YOU prescribe STEROIDS, Dr. M?
At Knollwood, we prefer to give serious thought before treating... so we don’t knee-jerk rule out (or in!) any medication, preferring instead to treat our patients as the individuals they are. We seldom prescribe steroids. That’s because currently, integrative veterinary medicine has many good alternatives to steroid use, including immune modulators such as sterols and sterolins.
What are sterols and sterolins? Sterol is a plant fat found in all plant-based foods. Sterolin is its glucoside, a molecular structure joined to the sterol. Sterolin is easily destroyed, and without it, the sterol does not have the same immune-enhancing benefits. We use only medications that preserve the ideal combination of sterols and sterolins.
Are sterols the same as steroids? Sterols, including cholesterol, are in the same large classification family of steroids but they do not have the negative effects that can be associated with steroids. Every member of the steroid family has a different activity and only a few have potential negative effects.
Is there any research behind sterols and sterolins? Research on sterols has been underway since the 1920s, and the use of sterols and sterolins in combination has been in us for over a decade.
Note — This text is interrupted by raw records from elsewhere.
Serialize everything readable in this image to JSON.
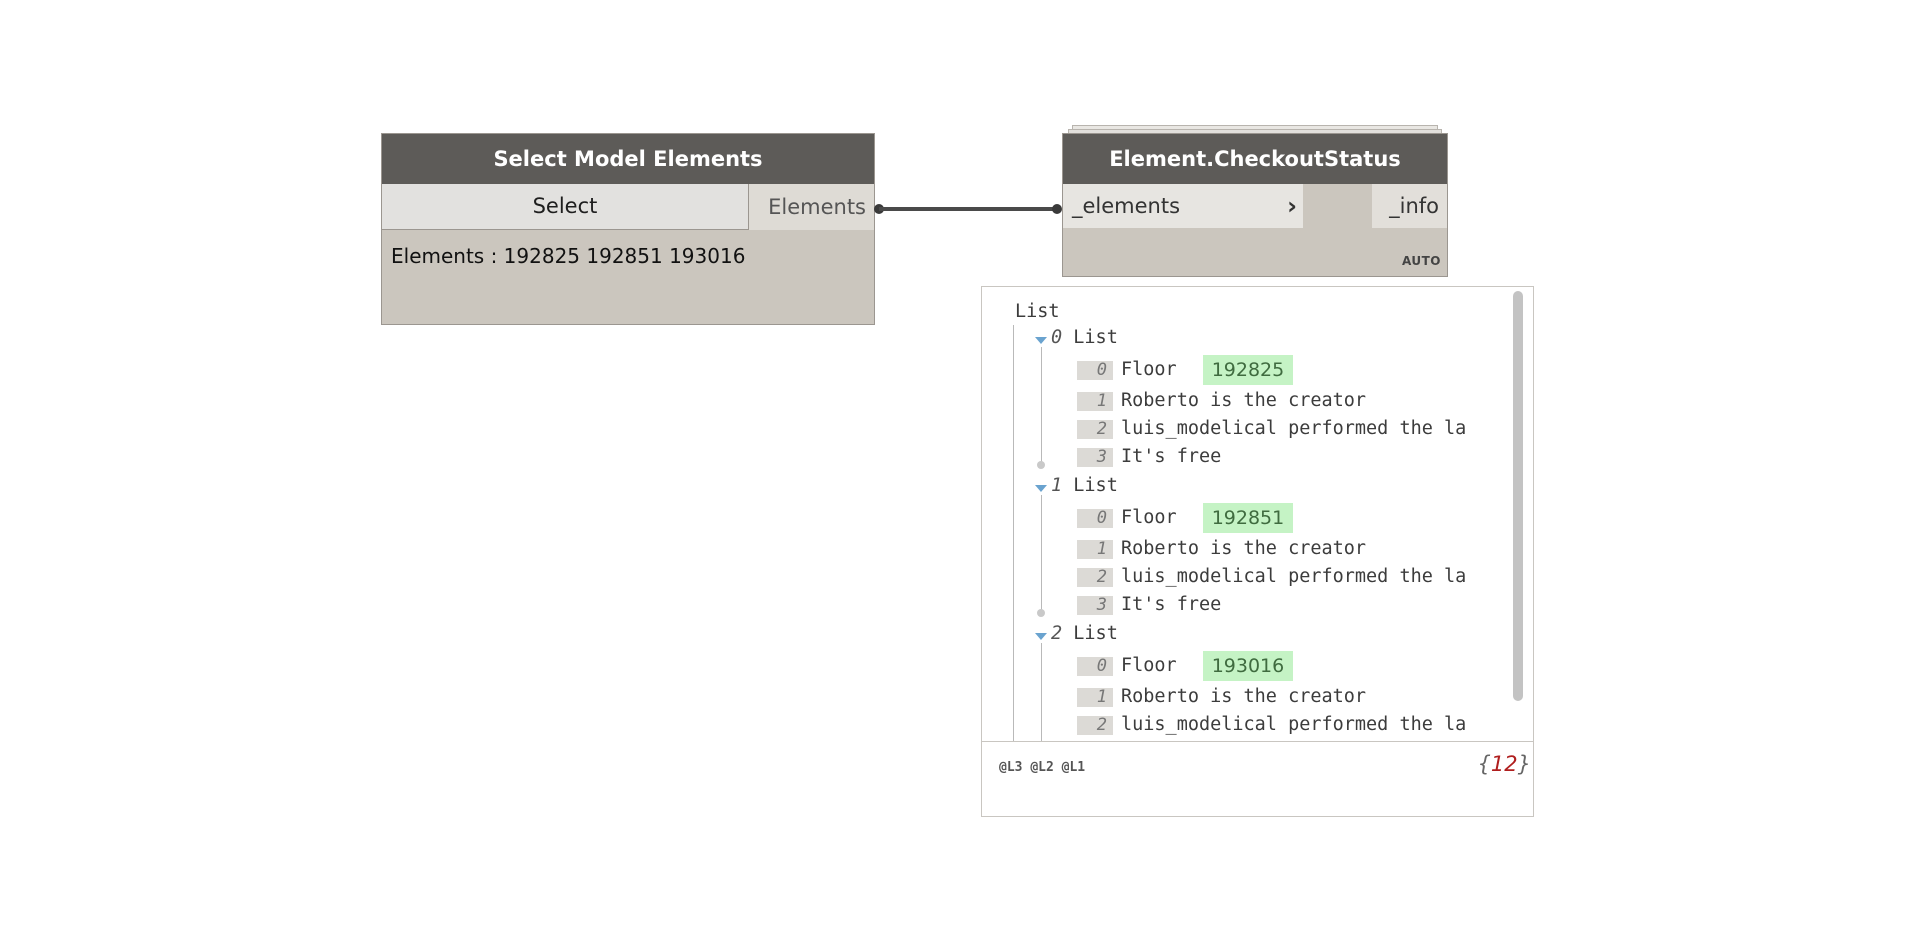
{
  "select_node": {
    "title": "Select Model Elements",
    "button_label": "Select",
    "output_port": "Elements",
    "info_text": "Elements : 192825 192851 193016"
  },
  "checkout_node": {
    "title": "Element.CheckoutStatus",
    "input_port": "_elements",
    "input_chevron": "›",
    "output_port": "_info",
    "lacing": "AUTO"
  },
  "preview": {
    "root_label": "List",
    "lists": [
      {
        "index": "0",
        "label": "List",
        "items": [
          {
            "index": "0",
            "text": "Floor",
            "element_id": "192825"
          },
          {
            "index": "1",
            "text": "Roberto is the creator"
          },
          {
            "index": "2",
            "text": "luis_modelical performed the la"
          },
          {
            "index": "3",
            "text": "It's free"
          }
        ]
      },
      {
        "index": "1",
        "label": "List",
        "items": [
          {
            "index": "0",
            "text": "Floor",
            "element_id": "192851"
          },
          {
            "index": "1",
            "text": "Roberto is the creator"
          },
          {
            "index": "2",
            "text": "luis_modelical performed the la"
          },
          {
            "index": "3",
            "text": "It's free"
          }
        ]
      },
      {
        "index": "2",
        "label": "List",
        "items": [
          {
            "index": "0",
            "text": "Floor",
            "element_id": "193016"
          },
          {
            "index": "1",
            "text": "Roberto is the creator"
          },
          {
            "index": "2",
            "text": "luis_modelical performed the la"
          }
        ]
      }
    ],
    "levels": [
      "@L3",
      "@L2",
      "@L1"
    ],
    "count_open": "{",
    "count": "12",
    "count_close": "}"
  },
  "colors": {
    "node_header": "#5d5b58",
    "node_body": "#cbc6be",
    "element_badge": "#c5f3c5",
    "count_number": "#b01e1e",
    "expander": "#6aa3cf"
  },
  "icons": {
    "expander": "triangle-down-icon",
    "input_chevron": "chevron-right-icon"
  }
}
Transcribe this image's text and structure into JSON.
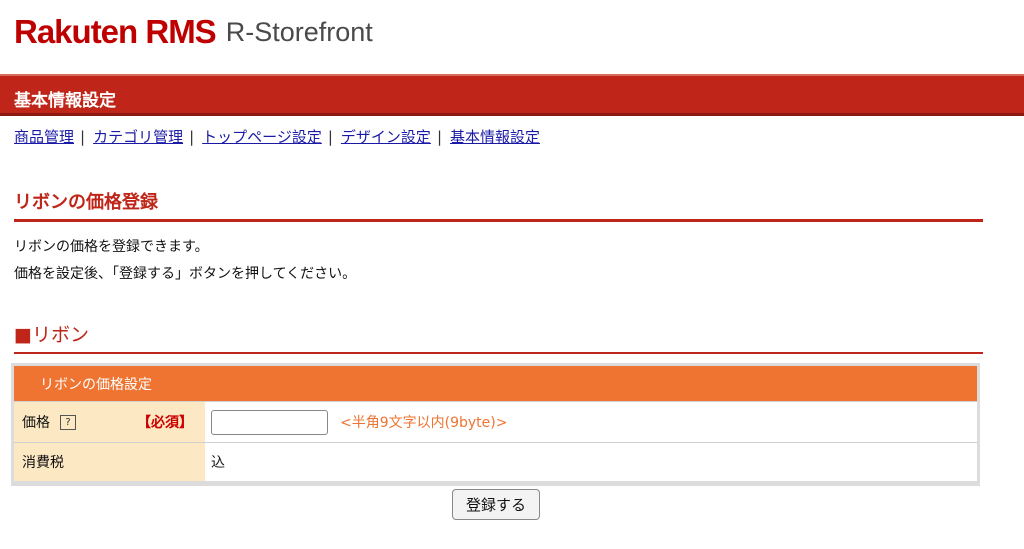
{
  "logo": {
    "brand": "Rakuten RMS",
    "product": "R-Storefront"
  },
  "title_bar": {
    "title": "基本情報設定"
  },
  "nav": {
    "items": [
      {
        "label": "商品管理"
      },
      {
        "label": "カテゴリ管理"
      },
      {
        "label": "トップページ設定"
      },
      {
        "label": "デザイン設定"
      },
      {
        "label": "基本情報設定"
      }
    ],
    "separator": "|"
  },
  "section": {
    "title": "リボンの価格登録"
  },
  "description": {
    "line1": "リボンの価格を登録できます。",
    "line2": "価格を設定後、「登録する」ボタンを押してください。"
  },
  "subsection": {
    "title": "■リボン"
  },
  "form": {
    "header": "リボンの価格設定",
    "price_label": "価格",
    "help_icon_glyph": "?",
    "required_label": "【必須】",
    "price_value": "",
    "price_hint": "<半角9文字以内(9byte)>",
    "tax_label": "消費税",
    "tax_value": "込"
  },
  "submit": {
    "label": "登録する"
  },
  "colors": {
    "brand_red": "#bf2619",
    "accent_orange": "#ef7431",
    "label_bg": "#fde8c4"
  }
}
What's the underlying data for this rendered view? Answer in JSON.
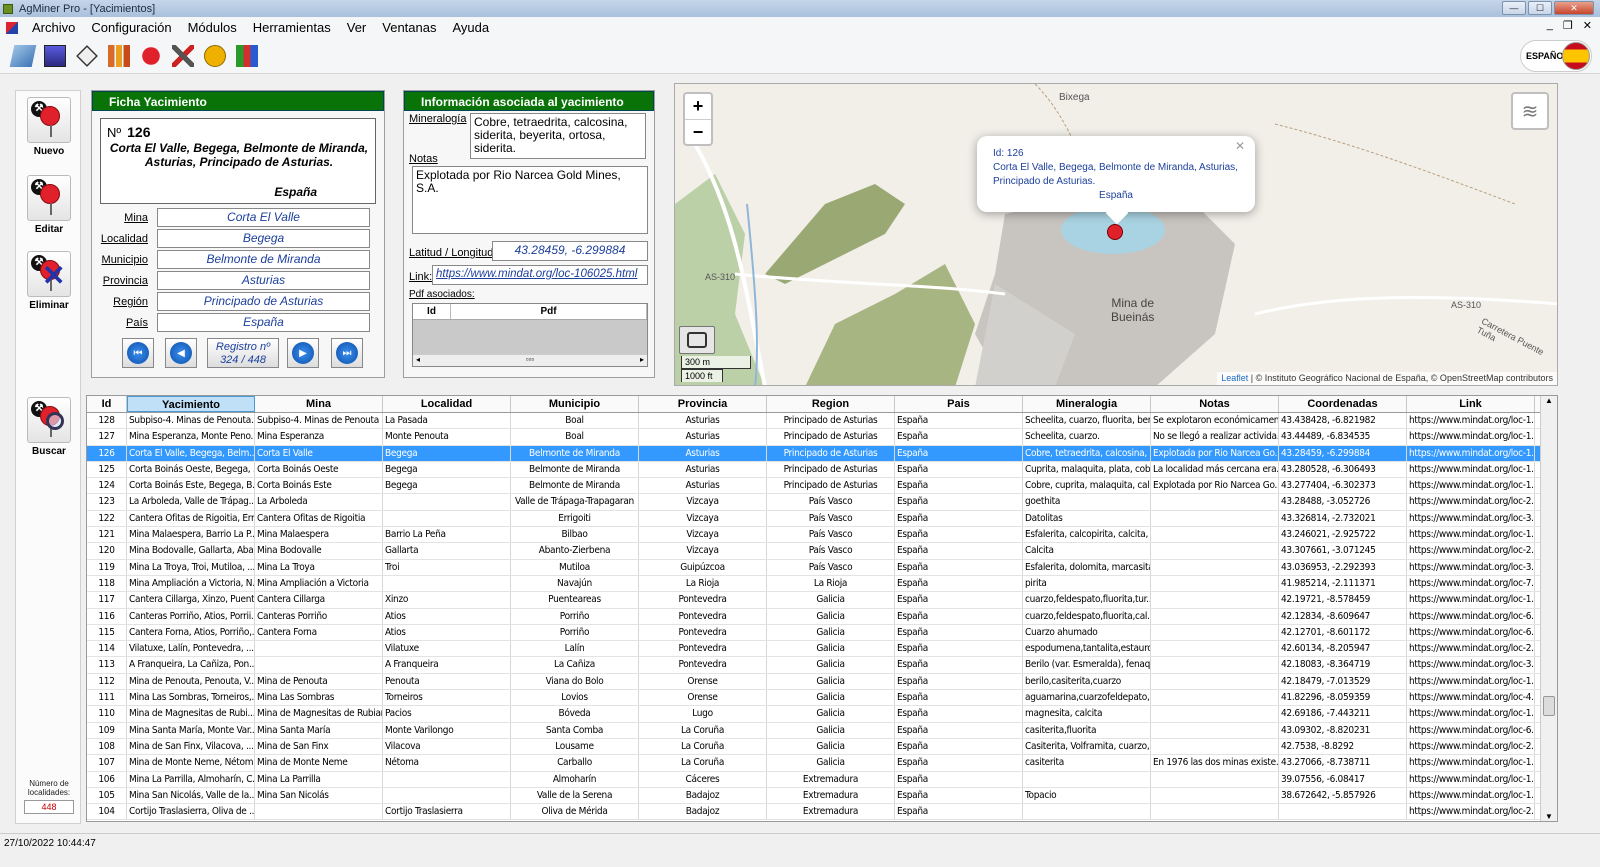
{
  "window": {
    "title": "AgMiner Pro - [Yacimientos]"
  },
  "menu": [
    "Archivo",
    "Configuración",
    "Módulos",
    "Herramientas",
    "Ver",
    "Ventanas",
    "Ayuda"
  ],
  "language": "ESPAÑOL",
  "toolbar_icons": [
    "map-icon",
    "chart-icon",
    "crystal-icon",
    "bar-chart-icon",
    "pick-pin-icon",
    "tools-icon",
    "miner-icon",
    "books-icon"
  ],
  "left": {
    "nuevo": "Nuevo",
    "editar": "Editar",
    "eliminar": "Eliminar",
    "buscar": "Buscar",
    "num_label": "Número de localidades:",
    "num_value": "448"
  },
  "ficha": {
    "title": "Ficha Yacimiento",
    "no_label": "Nº",
    "no": "126",
    "name": "Corta El Valle, Begega, Belmonte de Miranda, Asturias, Principado de Asturias.",
    "pais_big": "España",
    "fields": [
      {
        "label": "Mina",
        "value": "Corta El Valle"
      },
      {
        "label": "Localidad",
        "value": "Begega"
      },
      {
        "label": "Municipio",
        "value": "Belmonte de Miranda"
      },
      {
        "label": "Provincia",
        "value": "Asturias"
      },
      {
        "label": "Región",
        "value": "Principado de Asturias"
      },
      {
        "label": "País",
        "value": "España"
      }
    ],
    "registro": "Registro nº",
    "registro_val": "324 / 448"
  },
  "info": {
    "title": "Información asociada al yacimiento",
    "mineralogia_label": "Mineralogía",
    "mineralogia": "Cobre, tetraedrita, calcosina, siderita, beyerita, ortosa, siderita.",
    "notas_label": "Notas",
    "notas": "Explotada por Rio Narcea Gold Mines, S.A.",
    "latlon_label": "Latitud / Longitud:",
    "latlon": "43.28459, -6.299884",
    "link_label": "Link:",
    "link": "https://www.mindat.org/loc-106025.html",
    "pdf_label": "Pdf asociados:",
    "pdf_cols": [
      "Id",
      "Pdf"
    ]
  },
  "map": {
    "popup": {
      "id": "Id: 126",
      "line1": "Corta El Valle, Begega, Belmonte de Miranda, Asturias,",
      "line2": "Principado de Asturias.",
      "country": "España"
    },
    "labels": {
      "bixega": "Bixega",
      "as310a": "AS-310",
      "as310b": "AS-310",
      "mina1": "Mina de",
      "mina2": "Bueinás",
      "carretera": "Carretera Puente Tuña"
    },
    "scale_m": "300 m",
    "scale_ft": "1000 ft",
    "attribution_link": "Leaflet",
    "attribution_rest": " | © Instituto Geográfico Nacional de España, © OpenStreetMap contributors"
  },
  "table": {
    "columns": [
      "Id",
      "Yacimiento",
      "Mina",
      "Localidad",
      "Municipio",
      "Provincia",
      "Region",
      "Pais",
      "Mineralogia",
      "Notas",
      "Coordenadas",
      "Link"
    ],
    "selected_id": "126",
    "rows": [
      [
        "128",
        "Subpiso-4. Minas de Penouta...",
        "Subpiso-4. Minas de Penouta",
        "La Pasada",
        "Boal",
        "Asturias",
        "Principado de Asturias",
        "España",
        "Scheelita, cuarzo, fluorita, ber...",
        "Se explotaron económicamen...",
        "43.438428, -6.821982",
        "https://www.mindat.org/loc-1..."
      ],
      [
        "127",
        "Mina Esperanza, Monte Peno...",
        "Mina Esperanza",
        "Monte Penouta",
        "Boal",
        "Asturias",
        "Principado de Asturias",
        "España",
        "Scheelita, cuarzo.",
        "No se llegó a realizar activida...",
        "43.44489, -6.834535",
        "https://www.mindat.org/loc-1..."
      ],
      [
        "126",
        "Corta El Valle, Begega, Belm...",
        "Corta El Valle",
        "Begega",
        "Belmonte de Miranda",
        "Asturias",
        "Principado de Asturias",
        "España",
        "Cobre, tetraedrita, calcosina, ...",
        "Explotada por Rio Narcea Go...",
        "43.28459, -6.299884",
        "https://www.mindat.org/loc-1..."
      ],
      [
        "125",
        "Corta Boinás Oeste, Begega, ...",
        "Corta Boinás Oeste",
        "Begega",
        "Belmonte de Miranda",
        "Asturias",
        "Principado de Asturias",
        "España",
        "Cuprita, malaquita, plata, cobr...",
        "La localidad más cercana era...",
        "43.280528, -6.306493",
        "https://www.mindat.org/loc-1..."
      ],
      [
        "124",
        "Corta Boinás Este, Begega, B...",
        "Corta Boinás Este",
        "Begega",
        "Belmonte de Miranda",
        "Asturias",
        "Principado de Asturias",
        "España",
        "Cobre, cuprita, malaquita, cal...",
        "Explotada por Rio Narcea Go...",
        "43.277404, -6.302373",
        "https://www.mindat.org/loc-1..."
      ],
      [
        "123",
        "La Arboleda, Valle de Trápag...",
        "La Arboleda",
        "",
        "Valle de Trápaga-Trapagaran",
        "Vizcaya",
        "País Vasco",
        "España",
        "goethita",
        "",
        "43.28488, -3.052726",
        "https://www.mindat.org/loc-2..."
      ],
      [
        "122",
        "Cantera Ofitas de Rigoitia, Err...",
        "Cantera Ofitas de Rigoitia",
        "",
        "Errigoiti",
        "Vizcaya",
        "País Vasco",
        "España",
        "Datolitas",
        "",
        "43.326814, -2.732021",
        "https://www.mindat.org/loc-3..."
      ],
      [
        "121",
        "Mina Malaespera, Barrio La P...",
        "Mina Malaespera",
        "Barrio La Peña",
        "Bilbao",
        "Vizcaya",
        "País Vasco",
        "España",
        "Esfalerita, calcopirita, calcita, ...",
        "",
        "43.246021, -2.925722",
        "https://www.mindat.org/loc-1..."
      ],
      [
        "120",
        "Mina Bodovalle, Gallarta, Aba...",
        "Mina Bodovalle",
        "Gallarta",
        "Abanto-Zierbena",
        "Vizcaya",
        "País Vasco",
        "España",
        "Calcita",
        "",
        "43.307661, -3.071245",
        "https://www.mindat.org/loc-2..."
      ],
      [
        "119",
        "Mina La Troya, Troi, Mutiloa, ...",
        "Mina La Troya",
        "Troi",
        "Mutiloa",
        "Guipúzcoa",
        "País Vasco",
        "España",
        "Esfalerita, dolomita, marcasita",
        "",
        "43.036953, -2.292393",
        "https://www.mindat.org/loc-3..."
      ],
      [
        "118",
        "Mina Ampliación a Victoria, N...",
        "Mina Ampliación a Victoria",
        "",
        "Navajún",
        "La Rioja",
        "La Rioja",
        "España",
        "pirita",
        "",
        "41.985214, -2.111371",
        "https://www.mindat.org/loc-7..."
      ],
      [
        "117",
        "Cantera Cillarga, Xinzo, Puent...",
        "Cantera Cillarga",
        "Xinzo",
        "Puenteareas",
        "Pontevedra",
        "Galicia",
        "España",
        "cuarzo,feldespato,fluorita,tur...",
        "",
        "42.19721, -8.578459",
        "https://www.mindat.org/loc-1..."
      ],
      [
        "116",
        "Canteras Porriño, Atios, Porrii...",
        "Canteras Porriño",
        "Atios",
        "Porriño",
        "Pontevedra",
        "Galicia",
        "España",
        "cuarzo,feldespato,fluorita,cal...",
        "",
        "42.12834, -8.609647",
        "https://www.mindat.org/loc-6..."
      ],
      [
        "115",
        "Cantera Forna, Atios, Porriño,...",
        "Cantera Forna",
        "Atios",
        "Porriño",
        "Pontevedra",
        "Galicia",
        "España",
        "Cuarzo ahumado",
        "",
        "42.12701, -8.601172",
        "https://www.mindat.org/loc-6..."
      ],
      [
        "114",
        "Vilatuxe, Lalín, Pontevedra, ...",
        "",
        "Vilatuxe",
        "Lalín",
        "Pontevedra",
        "Galicia",
        "España",
        "espodumena,tantalita,estauro...",
        "",
        "42.60134, -8.205947",
        "https://www.mindat.org/loc-2..."
      ],
      [
        "113",
        "A Franqueira, La Cañiza, Pon...",
        "",
        "A Franqueira",
        "La Cañiza",
        "Pontevedra",
        "Galicia",
        "España",
        "Berilo (var. Esmeralda), fenaq...",
        "",
        "42.18083, -8.364719",
        "https://www.mindat.org/loc-3..."
      ],
      [
        "112",
        "Mina de Penouta, Penouta, V...",
        "Mina de Penouta",
        "Penouta",
        "Viana do Bolo",
        "Orense",
        "Galicia",
        "España",
        "berilo,casiterita,cuarzo",
        "",
        "42.18479, -7.013529",
        "https://www.mindat.org/loc-1..."
      ],
      [
        "111",
        "Mina Las Sombras, Torneiros,...",
        "Mina Las Sombras",
        "Torneiros",
        "Lovios",
        "Orense",
        "Galicia",
        "España",
        "aguamarina,cuarzofeldepato,...",
        "",
        "41.82296, -8.059359",
        "https://www.mindat.org/loc-4..."
      ],
      [
        "110",
        "Mina de Magnesitas de Rubi...",
        "Mina de Magnesitas de Rubian",
        "Pacios",
        "Bóveda",
        "Lugo",
        "Galicia",
        "España",
        "magnesita, calcita",
        "",
        "42.69186, -7.443211",
        "https://www.mindat.org/loc-1..."
      ],
      [
        "109",
        "Mina Santa María, Monte Var...",
        "Mina Santa María",
        "Monte Varilongo",
        "Santa Comba",
        "La Coruña",
        "Galicia",
        "España",
        "casiterita,fluorita",
        "",
        "43.09302, -8.820231",
        "https://www.mindat.org/loc-6..."
      ],
      [
        "108",
        "Mina de San Finx, Vilacova, ...",
        "Mina de San Finx",
        "Vilacova",
        "Lousame",
        "La Coruña",
        "Galicia",
        "España",
        "Casiterita, Volframita, cuarzo, ...",
        "",
        "42.7538, -8.8292",
        "https://www.mindat.org/loc-2..."
      ],
      [
        "107",
        "Mina de Monte Neme, Nétom...",
        "Mina de Monte Neme",
        "Nétoma",
        "Carballo",
        "La Coruña",
        "Galicia",
        "España",
        "casiterita",
        "En 1976 las dos minas existe...",
        "43.27066, -8.738711",
        "https://www.mindat.org/loc-1..."
      ],
      [
        "106",
        "Mina La Parrilla, Almoharín, C...",
        "Mina La Parrilla",
        "",
        "Almoharín",
        "Cáceres",
        "Extremadura",
        "España",
        "",
        "",
        "39.07556, -6.08417",
        "https://www.mindat.org/loc-1..."
      ],
      [
        "105",
        "Mina San Nicolás, Valle de la...",
        "Mina San Nicolás",
        "",
        "Valle de la Serena",
        "Badajoz",
        "Extremadura",
        "España",
        "Topacio",
        "",
        "38.672642, -5.857926",
        "https://www.mindat.org/loc-1..."
      ],
      [
        "104",
        "Cortijo Traslasierra, Oliva de ...",
        "",
        "Cortijo Traslasierra",
        "Oliva de Mérida",
        "Badajoz",
        "Extremadura",
        "España",
        "",
        "",
        "",
        "https://www.mindat.org/loc-2..."
      ]
    ]
  },
  "status": {
    "datetime": "27/10/2022 10:44:47"
  }
}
There has been extensive testing and clinical trials, including placebo-controlled, double-blind studies. The results has been published in peer-reviewed international journals.
Why is the "sterolin" important? In nature, plants never contain sterols only. The sterols are always associated with their glucoside "sterolin" (a glucose molecule attached to the sterol molecule). Research has shown quite clearly that the blend of sterols/sterolins in a 100:1 ratio exhibits the best immunomodulatory activity.
Are sterol-sterolins immune "boosters" like echinacea, or are they immune suppressors like prednisolone and prednisone?
Echinacea only stimulates the immune system, while sterols-sterolins balance it. Echinacea is not recommended for prolonged use, or for people with autoimmune conditions. Pred-type drugs suppress the immune system (which is why they are sometimes used for auto-immune issues) but can cause a host of other serious side effects such as diabetes, liver and adrenal disease, and rapid joint breakdown when not used properly. Prescription-grade sterol-sterolin medications allow the immune system to regulate itself: "upregulating" or boosting an underactive response and "downregulating" an overactive one.
If my pet eats a healthy diet, can she obtain enough sterols and sterolins to help her immune system? A HEALTHY pet, eating a good, home-prepared and balanced diet suitable to the being they are, probably needs minimal supplementation. Herbivore pets have it made in the shade, when they are supplied a healthy fresh-food diet! But a carnivore pet’s intake of animal fats far exceeds their plant fat intake. Further, plant fats are reduced or even destroyed by cooking methods used in commercial pet food processing. Even frozen vegetables, once thawed, release enzymes which destroy the important sterolin component.
Are there any side effects? Toxicology studies, pre-clinical testing and clinical observations have found no adverse effects.
Are there any contraindications? Sterols and sterolins are NOT recommended for transplant patients. Diabetics need to monitor blood sugar closely as many have experienced a reduction in insulin requirements.
What about allergic reactions? An allergic reaction is extremely unlikely, as prescription grade sterol-sterolin medications typically contain no artificial colors, preservatives, sweeteners, salicylates, soy, sugar, acacia, barley, wheat, corn, millet, dairy, lactose, yeast, gluten or other common allergens.
How long does my pet need to take such a medication? How do I administer it?Typically, these are considered a daily supplement and should be taken as long as the immune system to be balanced. Sterol-sterolins do not "fix" the immune system but give it the nutrients it needs to be balanced. How long, how much, and how often are functions of your pet's individual health status and would be determined after Dr. Mitchell has had am opportunity to examine your pet.
How to give it to a carnivore? Prescription grade sterol-sterolins come in capsules. If your pet is unable to swallow the capsule, you can open it and mix the powder with any fruit or vegetable e.g. applesauce, a piece of banana, or pumpkin. Remember, we now know that these meds should be given AWAY from meals since pet foods usually contain cholesterol. You could give it one half hour before or two hours after the meal.
Questions? Think your pet might benefit from a medication like this? Don’t hesitate to contact our office to schedule an appointment with Dr. Mitchell. You can reach us at 847-891-8944, or at firstname.lastname@example.org